======== RECORD SET ========
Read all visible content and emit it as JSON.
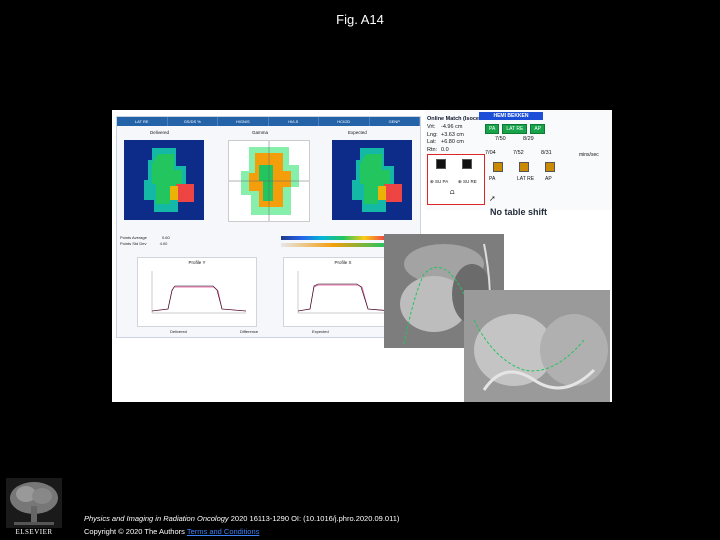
{
  "title": "Fig. A14",
  "software": {
    "tabs": [
      "LAT RE",
      "GS/DS %",
      "HIGN/S",
      "HI/LS",
      "HCI/2D",
      "GENP"
    ],
    "view_labels": [
      "Delivered",
      "Gamma",
      "Expected"
    ],
    "stats": [
      "Points Average",
      "Points Std Dev"
    ],
    "stat_values": [
      "0.60",
      "4.00"
    ],
    "profile_titles": [
      "Profile Y",
      "Profile X"
    ],
    "legend": [
      "Delivered",
      "Difference",
      "Expected"
    ]
  },
  "online_match": {
    "hemi_label": "HEMI BEKKEN",
    "title": "Online Match (Isoce",
    "rows": [
      {
        "label": "Vrt:",
        "value": "-4.96 cm"
      },
      {
        "label": "Lng:",
        "value": "+3.63 cm"
      },
      {
        "label": "Lat:",
        "value": "+6.80 cm"
      },
      {
        "label": "Rtn:",
        "value": "0.0"
      }
    ],
    "fields": [
      "PA",
      "LAT RE",
      "AP"
    ],
    "field_numbers": [
      "7/04",
      "7/52",
      "8/31"
    ],
    "field_values": [
      "7/50",
      "8/29"
    ],
    "unit": "mins/sec",
    "image_labels": [
      "PA",
      "LAT RE",
      "AP"
    ],
    "boxed_labels": [
      "⊕ SU PA",
      "⊕ SU RE"
    ],
    "no_table_shift": "No table shift"
  },
  "citation": {
    "journal": "Physics and Imaging in Radiation Oncology",
    "ref": " 2020 16113-1290 OI: (10.1016/j.phro.2020.09.011)",
    "copyright": "Copyright © 2020 The Authors ",
    "terms": "Terms and Conditions"
  },
  "publisher": "ELSEVIER"
}
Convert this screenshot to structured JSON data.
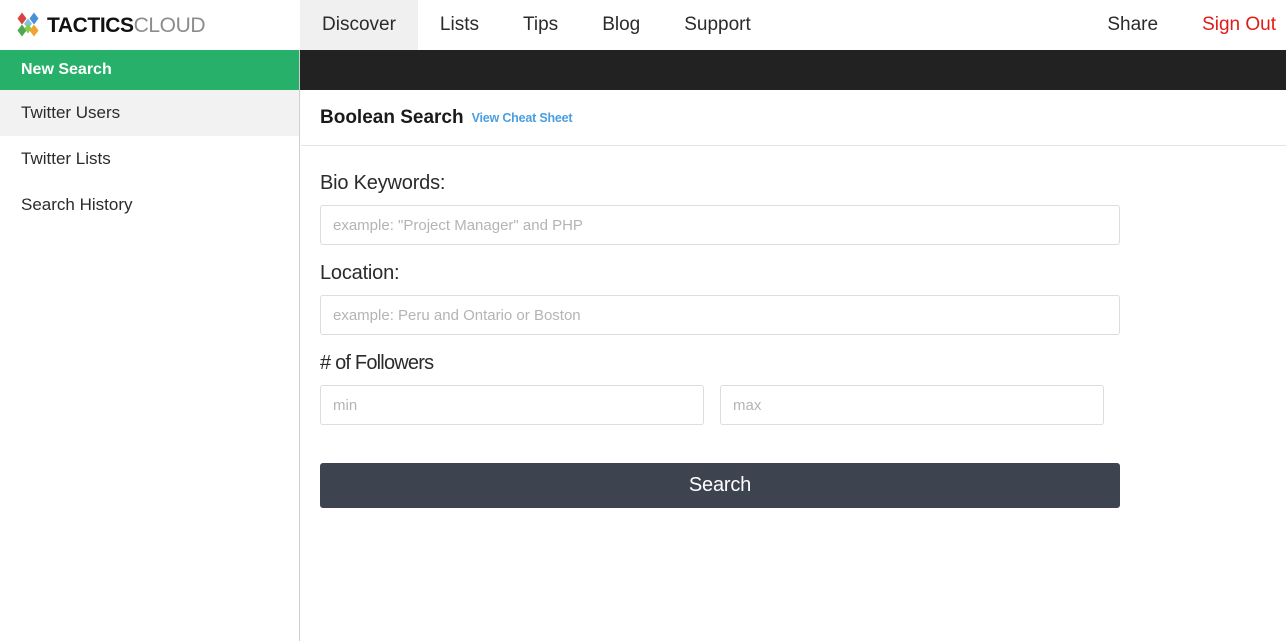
{
  "brand": {
    "name_bold": "TACTICS",
    "name_light": "CLOUD",
    "logo_icon": "diamond-cluster-logo",
    "logo_colors": [
      "#d9443f",
      "#4a90d9",
      "#4fa84f",
      "#f0a32e"
    ]
  },
  "nav": {
    "items": [
      {
        "label": "Discover",
        "active": true
      },
      {
        "label": "Lists",
        "active": false
      },
      {
        "label": "Tips",
        "active": false
      },
      {
        "label": "Blog",
        "active": false
      },
      {
        "label": "Support",
        "active": false
      }
    ],
    "right": [
      {
        "label": "Share",
        "style": "normal"
      },
      {
        "label": "Sign Out",
        "style": "danger"
      }
    ],
    "active_bg": "#f0f0f0",
    "danger_color": "#e01b18"
  },
  "sidebar": {
    "items": [
      {
        "label": "New Search",
        "state": "highlight"
      },
      {
        "label": "Twitter Users",
        "state": "selected"
      },
      {
        "label": "Twitter Lists",
        "state": "normal"
      },
      {
        "label": "Search History",
        "state": "normal"
      }
    ],
    "highlight_color": "#27b069",
    "selected_bg": "#f2f2f2"
  },
  "panel": {
    "title": "Boolean Search",
    "cheat_sheet_link": "View Cheat Sheet",
    "link_color": "#4a9fe0"
  },
  "form": {
    "bio": {
      "label": "Bio Keywords:",
      "placeholder": "example: \"Project Manager\" and PHP",
      "value": ""
    },
    "location": {
      "label": "Location:",
      "placeholder": "example: Peru and Ontario or Boston",
      "value": ""
    },
    "followers": {
      "label": "# of Followers",
      "min_placeholder": "min",
      "min_value": "",
      "max_placeholder": "max",
      "max_value": ""
    },
    "submit_label": "Search",
    "submit_color": "#3e4350"
  },
  "strip": {
    "color": "#222222"
  }
}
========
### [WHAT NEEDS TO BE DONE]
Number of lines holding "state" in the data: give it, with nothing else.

### [COMPLETED EXERCISE]
4